by KASHISH DAS SHRESTHA
LIFEHOUSE : NO NAME NO FACE
LIFEHOUSE : NO NAME NO FACE
No Name Face is Lifehouse's first album and is different from the modern rock sound flooding the market, but maybe not as different as you would want it to be. It is different in the sense that it actually sounds like the modern rock sound that prevailed during the early modern rock scene (a bit of grunge/Goo Goo Dolls and so on). It has been quite sometime since we last heard a modern rock album like that. But of course this does not mean that this is a really good rock album, but it is pretty good. There are upbeat rockers like Hanging By A Moment and Unknown, and slower numbers like Trying and Everything.
The music is nice, the voice has a bit of Eddie in it, but it sounds good, and the lyrics are your average rock lyrics about love and life. All in all, No Name Face is a great album to listen to for modern rockers, specially those who miss the old days, and pop listeners could also like some of the songs in there such as Hanging By A Moment.
The album opens bright with the song Baby's Arms, then going mellow with Already Gone, and Anytime before gaining tempo on Love Sickness, the 4th track, on the album, originally performed by Mack Rice. Other covers on the album are Elmore James' Cry For Me Baby (8th track) and The 12 Years Old Boy (12th track). Cray also worked with his wife Sue Turner Cray on the song Far Away and Renew Blues is a minute-long on-the-spot jam session, bringing out the rainy day blues feel.
Cray has worked with some of the finest artists in the business, on this album, including his old band mates Jim Pugh (keyboardist), Karl Sevareid (bassist) and drummer Kevin Hayes. Lyrics, mostly soulful, sing about relationships gone bad, lost love and love found. The music backs it up perfectly and the singer-songwriter/guitarist Robert Cray's guitar works lives up to the reputation of the artist.

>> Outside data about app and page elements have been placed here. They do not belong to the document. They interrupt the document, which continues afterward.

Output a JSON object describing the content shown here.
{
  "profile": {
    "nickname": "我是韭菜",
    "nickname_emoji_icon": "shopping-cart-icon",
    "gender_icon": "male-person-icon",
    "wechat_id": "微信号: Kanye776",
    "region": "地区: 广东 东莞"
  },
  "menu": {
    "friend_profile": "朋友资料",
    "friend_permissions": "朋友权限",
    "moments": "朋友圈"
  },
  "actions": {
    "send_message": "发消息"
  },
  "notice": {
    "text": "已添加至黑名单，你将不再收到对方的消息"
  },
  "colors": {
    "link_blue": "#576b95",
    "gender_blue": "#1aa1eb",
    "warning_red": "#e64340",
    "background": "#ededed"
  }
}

Shoulda been Home is a work of art to listen to for any blues lover, and good one for listeners of soul/R&B.
Buddy Guy: Sweet Tea
With the 2nd song Baby Please Don't Leave Me, the album moves on to a slow blues/rock like mood with a Guy solo, but quickly progresses to a more upbeat scene Look What All You Got. Most songs follow that groove and not to mention the guitar solos, excellent guitar solos where Buddy Guy just seems to squeeze the lemon till the juice runs dry. I Gotta Try You Girl is more than 12 minutes long and has plenty of Buddy Guy on the guitars. Who's Been Foolin' You finally has a change of pace, a little upbeat before closing the album with It's Jungle Out There, probably the only song that will sound like blues to new listeners of the music.

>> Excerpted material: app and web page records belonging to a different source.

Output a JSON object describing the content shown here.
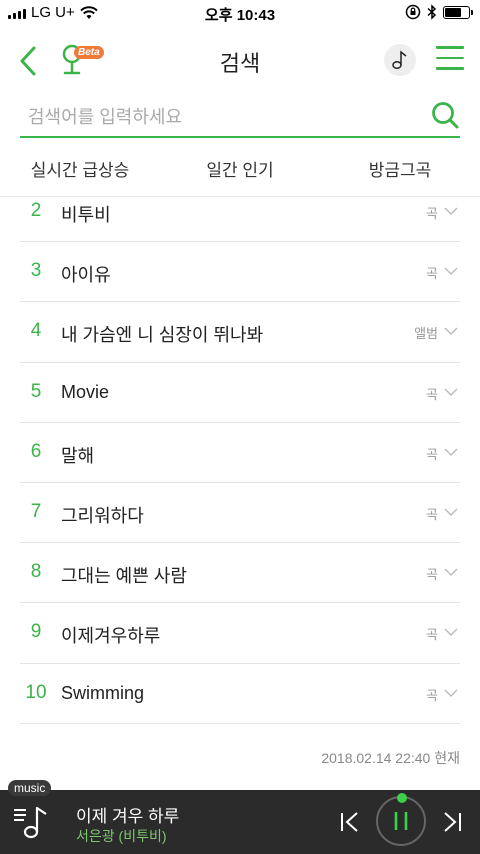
{
  "status_bar": {
    "carrier": "LG U+",
    "time": "오후 10:43",
    "battery_level": 0.7
  },
  "header": {
    "title": "검색",
    "beta_label": "Beta"
  },
  "search": {
    "placeholder": "검색어를 입력하세요",
    "value": ""
  },
  "tabs": [
    {
      "label": "실시간 급상승",
      "active": true
    },
    {
      "label": "일간 인기",
      "active": false
    },
    {
      "label": "방금그곡",
      "active": false
    }
  ],
  "chart_rows": [
    {
      "rank": "2",
      "title": "비투비",
      "type": "곡"
    },
    {
      "rank": "3",
      "title": "아이유",
      "type": "곡"
    },
    {
      "rank": "4",
      "title": "내 가슴엔 니 심장이 뛰나봐",
      "type": "앨범"
    },
    {
      "rank": "5",
      "title": "Movie",
      "type": "곡"
    },
    {
      "rank": "6",
      "title": "말해",
      "type": "곡"
    },
    {
      "rank": "7",
      "title": "그리워하다",
      "type": "곡"
    },
    {
      "rank": "8",
      "title": "그대는 예쁜 사람",
      "type": "곡"
    },
    {
      "rank": "9",
      "title": "이제겨우하루",
      "type": "곡"
    },
    {
      "rank": "10",
      "title": "Swimming",
      "type": "곡"
    }
  ],
  "timestamp": "2018.02.14 22:40 현재",
  "player": {
    "tag": "music",
    "track_title": "이제 겨우 하루",
    "track_artist": "서은광 (비투비)"
  },
  "colors": {
    "accent": "#3bb44a",
    "player_bg": "#2b2b2b",
    "beta_badge": "#f07a3a"
  }
}
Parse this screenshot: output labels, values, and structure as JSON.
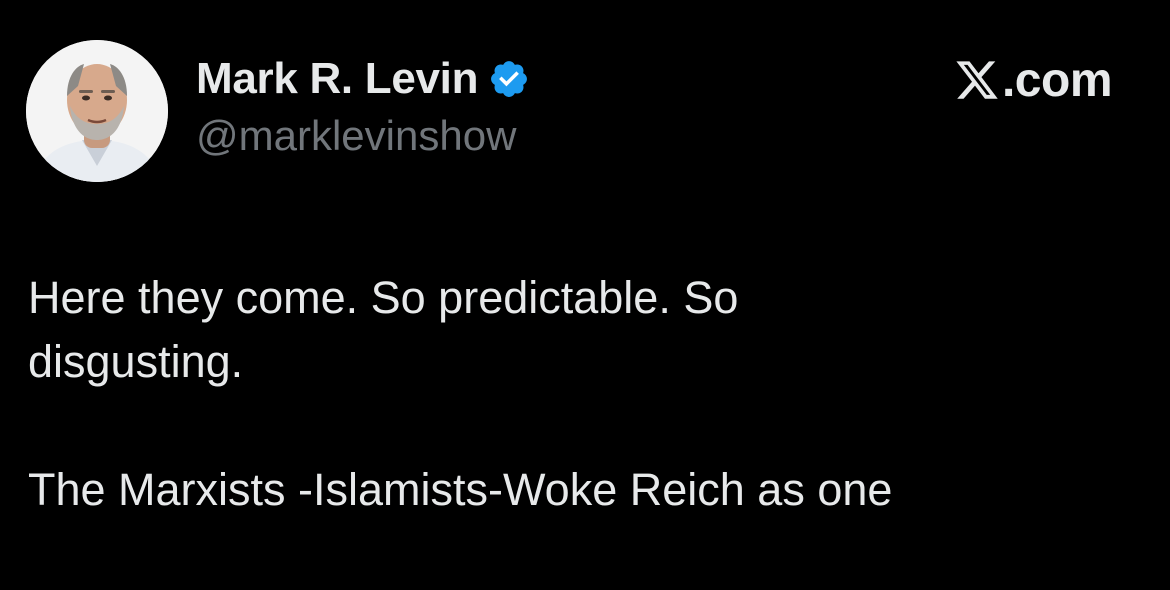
{
  "author": {
    "name": "Mark R. Levin",
    "handle": "@marklevinshow",
    "verified": true,
    "verified_badge_color": "#1d9bf0"
  },
  "brand": {
    "domain": ".com",
    "icon": "x-logo-icon"
  },
  "tweet": {
    "lines": [
      "Here they come. So predictable. So",
      "disgusting.",
      "",
      "The Marxists -Islamists-Woke Reich as one"
    ]
  },
  "colors": {
    "background": "#000000",
    "text_primary": "#e7e9ea",
    "text_secondary": "#71767b"
  }
}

A very well crafted album with guitar solos being everything from raunchy to melodious, and lyrics, well they're all singing the blues. This album is definitely worth drinking if you like 'em ol' blues.

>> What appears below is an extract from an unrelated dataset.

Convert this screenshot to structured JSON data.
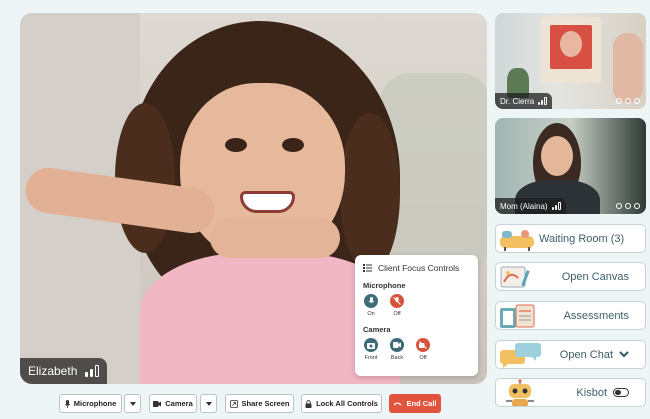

David Gray: White Ladder
The album begins with the single Please Forgive Me followed by the hit single Babylon. By the 3rd song you realize that the music in this album is going to follow the same pattern that you've heard in the first two songs, but you probably won't mind if it does. All the songs are soft in tempo, soothing in sound, honest in voice, rich in melody and simple to the ears. Not quite comparable to Travis or Coldplay (musically), but somewhere in the same area lies David Gray's White Ladder. The way they've played with the drums and the acoustic guitar and the piano is also quite notable. Another English, and another mellow album this season. But hey! They've all been good, haven't they?